Sorry but PTN is an excellent book with a massive amount of great advice. It’s well worth the triffling sum of $10 for the pdf download and it supports a guy who has freely shared vast amounts of info about PTs years before they were ever really being built in the UK.
There’s not that many useful parallels that can be taken from road construction and used for trails. They’re much more akin to upland footpaths than black-topped or metalled roads.
I’ve helped build the PT at Rawcliffe Bar (outside York) that a mate Craig Smith / Knacker designed. A joint venture between him, York CC and volunteer group SingletrAction. RB is mostly Type 1 with a thick layer of fines watered and whackered into place as a running surface. You might be able to get away with just Type 1 but I’d rather have the fines to create that smooth, fast surface. IT seems to have worked but like all PTs will suffer from poor riders / poor techniques / damage / weather so will need topping up and maintenance.
Alternatively you could also go for a smaller grading of stone and ask the quarry to add a bucket load or two of dust to it. The dust is the fines that are left after the crushing process and are generally a waste / not suitable engineering fill so they’re glad to be rid of it.
Personally I’d rather build from subsoil which then lets you re-shape easily but that depends on other conditions being suitable which doesn’t seem the case from OPs earlier posts.
You can always tap Knacker up for advice via the dedicated page on FB for “Rawcliffe Bar Pump Track”. Can’t recall if it’s a closed group or not but if it is that’s just to avoid spammers and crap.
Good luck with it. PTs rock 😎Posted 5 years ago

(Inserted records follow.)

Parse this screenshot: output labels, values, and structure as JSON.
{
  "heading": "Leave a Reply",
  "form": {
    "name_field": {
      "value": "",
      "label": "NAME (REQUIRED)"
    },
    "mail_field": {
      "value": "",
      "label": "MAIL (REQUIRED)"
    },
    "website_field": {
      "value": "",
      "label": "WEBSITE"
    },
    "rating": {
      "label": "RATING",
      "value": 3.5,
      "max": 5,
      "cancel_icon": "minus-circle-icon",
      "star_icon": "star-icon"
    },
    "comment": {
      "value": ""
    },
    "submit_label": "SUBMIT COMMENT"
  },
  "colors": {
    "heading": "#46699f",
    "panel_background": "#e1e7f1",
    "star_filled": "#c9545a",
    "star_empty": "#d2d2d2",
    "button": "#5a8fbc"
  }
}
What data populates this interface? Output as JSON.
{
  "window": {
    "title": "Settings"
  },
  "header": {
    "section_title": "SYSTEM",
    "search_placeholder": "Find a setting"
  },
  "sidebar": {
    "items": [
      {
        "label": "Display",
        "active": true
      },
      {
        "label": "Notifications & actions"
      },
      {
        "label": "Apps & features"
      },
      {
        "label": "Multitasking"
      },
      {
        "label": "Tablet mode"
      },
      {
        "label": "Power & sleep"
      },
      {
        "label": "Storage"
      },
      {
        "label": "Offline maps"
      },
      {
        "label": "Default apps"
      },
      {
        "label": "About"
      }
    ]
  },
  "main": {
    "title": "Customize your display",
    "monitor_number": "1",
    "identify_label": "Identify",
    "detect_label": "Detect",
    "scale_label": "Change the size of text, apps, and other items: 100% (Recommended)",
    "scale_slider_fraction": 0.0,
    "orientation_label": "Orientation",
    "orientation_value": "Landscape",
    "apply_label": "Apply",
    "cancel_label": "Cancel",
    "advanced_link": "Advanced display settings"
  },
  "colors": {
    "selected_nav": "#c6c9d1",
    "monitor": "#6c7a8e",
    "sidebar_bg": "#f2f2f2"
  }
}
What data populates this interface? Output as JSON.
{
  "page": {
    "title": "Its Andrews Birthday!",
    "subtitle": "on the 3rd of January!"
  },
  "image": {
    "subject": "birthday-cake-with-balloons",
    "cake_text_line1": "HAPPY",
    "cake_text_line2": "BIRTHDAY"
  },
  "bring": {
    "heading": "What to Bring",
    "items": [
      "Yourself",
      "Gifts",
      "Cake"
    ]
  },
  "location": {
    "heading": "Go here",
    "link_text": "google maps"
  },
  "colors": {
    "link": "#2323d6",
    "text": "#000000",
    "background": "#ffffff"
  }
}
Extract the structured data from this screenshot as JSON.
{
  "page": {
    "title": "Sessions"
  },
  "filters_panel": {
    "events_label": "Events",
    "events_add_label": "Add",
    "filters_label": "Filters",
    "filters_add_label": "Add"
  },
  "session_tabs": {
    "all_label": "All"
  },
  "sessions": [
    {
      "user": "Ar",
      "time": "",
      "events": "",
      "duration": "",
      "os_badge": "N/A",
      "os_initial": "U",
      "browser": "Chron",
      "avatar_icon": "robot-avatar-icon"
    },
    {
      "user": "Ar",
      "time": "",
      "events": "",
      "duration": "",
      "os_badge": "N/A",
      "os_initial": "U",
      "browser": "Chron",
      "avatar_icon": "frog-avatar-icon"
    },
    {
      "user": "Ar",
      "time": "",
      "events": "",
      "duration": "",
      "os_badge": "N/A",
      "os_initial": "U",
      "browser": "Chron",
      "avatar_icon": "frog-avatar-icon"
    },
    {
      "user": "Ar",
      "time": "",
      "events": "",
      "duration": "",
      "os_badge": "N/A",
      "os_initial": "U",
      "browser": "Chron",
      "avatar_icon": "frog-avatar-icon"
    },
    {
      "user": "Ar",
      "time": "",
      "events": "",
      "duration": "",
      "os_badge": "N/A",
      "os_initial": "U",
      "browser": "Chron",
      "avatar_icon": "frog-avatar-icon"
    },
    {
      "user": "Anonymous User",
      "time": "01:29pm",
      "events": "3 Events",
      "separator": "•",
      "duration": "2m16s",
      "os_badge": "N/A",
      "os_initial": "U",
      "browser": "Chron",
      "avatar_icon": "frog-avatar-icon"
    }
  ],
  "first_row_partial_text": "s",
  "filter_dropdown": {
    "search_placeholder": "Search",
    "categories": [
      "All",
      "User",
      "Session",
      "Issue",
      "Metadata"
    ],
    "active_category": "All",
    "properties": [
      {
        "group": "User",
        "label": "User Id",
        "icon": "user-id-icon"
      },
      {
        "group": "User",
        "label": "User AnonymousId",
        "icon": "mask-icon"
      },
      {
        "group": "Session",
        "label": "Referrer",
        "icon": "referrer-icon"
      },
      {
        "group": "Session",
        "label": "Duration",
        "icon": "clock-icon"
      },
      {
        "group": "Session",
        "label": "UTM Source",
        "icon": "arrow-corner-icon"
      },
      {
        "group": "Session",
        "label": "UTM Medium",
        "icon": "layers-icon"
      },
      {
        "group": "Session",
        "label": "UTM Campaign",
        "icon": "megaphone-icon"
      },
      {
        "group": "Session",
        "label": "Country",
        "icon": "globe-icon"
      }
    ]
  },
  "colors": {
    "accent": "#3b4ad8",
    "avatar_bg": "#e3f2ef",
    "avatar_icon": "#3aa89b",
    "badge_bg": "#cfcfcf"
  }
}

MC’ll still have the PDF somewhere from when we did his. Sure he’d share.Posted 5 years ago
The topic ‘trail (pump track) building with type 1?’ is closed to new replies.